There are many layers to this short question.
1. Just the act of stopping the medication may trigger a relapse. Cold turkey’ing is only good for stories.
Remember that relapsing in emotional illness threatens brain health. For example, in depression, every time we relapse in the absence of the protective effects of medication (prophylaxis), we drop faster, we drop harder, and it is more difficult to treat. It is more difficult to get a medication response.
Furthermore, some medications that once were effective in treating disease, loose effect if they are stopped and restarted. Significant in psychiatry as we don’t have innumerable options to treatment. In one move, a medication was eliminated from our treatment choices and we have to move on to others. We now try a different medication with possibly more side effects than the one we discontinued.
Because of this, many people who have found effective treatment choose to stay on it as long as they can.
2. Some medications are not treating disease process so much as they are treating the symptoms of the disease.
For example in anxiety, the class of medications called benzodiazepines (“benzos”) is often a favorite. Common ones in this class include alprazolam, diazepam, clonazepam and lorazepam. There are many more.
Benzos take the symptoms of anxiety away quickly. They are famously called “tranquilizers” and hit the GABA receptor, the same receptor as targeted by
alcohol. Some people say that they are like taking alcohol in a pill. They are not all bad or all good. However, as pertains to my reader’s question above, the answer is yes. The symptoms might be worse after stopping them than they were before using them. If they have been used long enough for a tolerance to develop, and/or if they were being abused, much like alcohol might be abused, than yes.
Remember, symptoms are what we see or feel. The disease process itself is often unseen.
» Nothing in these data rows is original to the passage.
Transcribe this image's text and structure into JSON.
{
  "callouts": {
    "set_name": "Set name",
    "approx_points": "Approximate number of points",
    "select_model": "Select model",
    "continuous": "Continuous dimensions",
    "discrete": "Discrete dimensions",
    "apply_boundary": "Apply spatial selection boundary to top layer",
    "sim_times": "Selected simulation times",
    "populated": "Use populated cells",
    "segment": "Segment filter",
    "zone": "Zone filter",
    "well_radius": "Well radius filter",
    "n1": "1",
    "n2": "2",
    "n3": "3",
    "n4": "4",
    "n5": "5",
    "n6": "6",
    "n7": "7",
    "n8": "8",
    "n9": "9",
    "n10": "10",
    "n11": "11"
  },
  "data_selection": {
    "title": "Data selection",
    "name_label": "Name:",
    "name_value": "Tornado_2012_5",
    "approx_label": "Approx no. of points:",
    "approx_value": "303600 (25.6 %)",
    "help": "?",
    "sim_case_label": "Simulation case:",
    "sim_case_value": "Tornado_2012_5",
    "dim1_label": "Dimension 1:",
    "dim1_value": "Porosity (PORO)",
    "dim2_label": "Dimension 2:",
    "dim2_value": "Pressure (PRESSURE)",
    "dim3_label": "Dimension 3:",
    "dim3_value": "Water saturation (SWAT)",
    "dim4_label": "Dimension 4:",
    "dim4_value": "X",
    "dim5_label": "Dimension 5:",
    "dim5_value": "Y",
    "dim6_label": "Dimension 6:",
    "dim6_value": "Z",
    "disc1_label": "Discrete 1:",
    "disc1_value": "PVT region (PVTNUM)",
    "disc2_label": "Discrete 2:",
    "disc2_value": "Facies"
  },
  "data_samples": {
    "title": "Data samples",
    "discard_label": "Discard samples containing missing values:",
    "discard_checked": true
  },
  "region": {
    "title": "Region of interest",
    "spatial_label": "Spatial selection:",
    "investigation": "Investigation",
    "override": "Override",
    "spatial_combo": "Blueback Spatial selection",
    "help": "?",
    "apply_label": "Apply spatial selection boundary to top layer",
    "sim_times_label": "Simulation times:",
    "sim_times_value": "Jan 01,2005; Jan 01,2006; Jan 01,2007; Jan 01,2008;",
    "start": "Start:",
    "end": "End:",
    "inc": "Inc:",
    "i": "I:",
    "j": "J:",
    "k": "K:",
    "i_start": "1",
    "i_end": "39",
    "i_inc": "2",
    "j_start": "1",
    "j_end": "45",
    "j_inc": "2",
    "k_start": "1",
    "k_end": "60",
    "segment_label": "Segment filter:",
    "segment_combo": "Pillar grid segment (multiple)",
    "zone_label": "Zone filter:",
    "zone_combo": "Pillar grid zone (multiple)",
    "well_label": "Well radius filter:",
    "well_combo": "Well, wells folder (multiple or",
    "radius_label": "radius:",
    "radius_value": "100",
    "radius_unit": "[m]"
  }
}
Also, because this class of medications only treats the symptoms, we know that the disease process is likely still progressing. Then when the medications are stopped, the symptoms show again. However now that the disease is worse, so are the symptoms. What the medications are doing in this example is called “masking the symptoms.”
3. There’s more I could cover but that’s enough for any of us tonight I am sure!
Question: Did any of this help? Please tell me your story.
Self Care tip #63 – Take your treatment in comfort, but know what you are taking and why. Be a friend to yourself.
- Please Get Back on Your Meds! (friendtoyourself.com)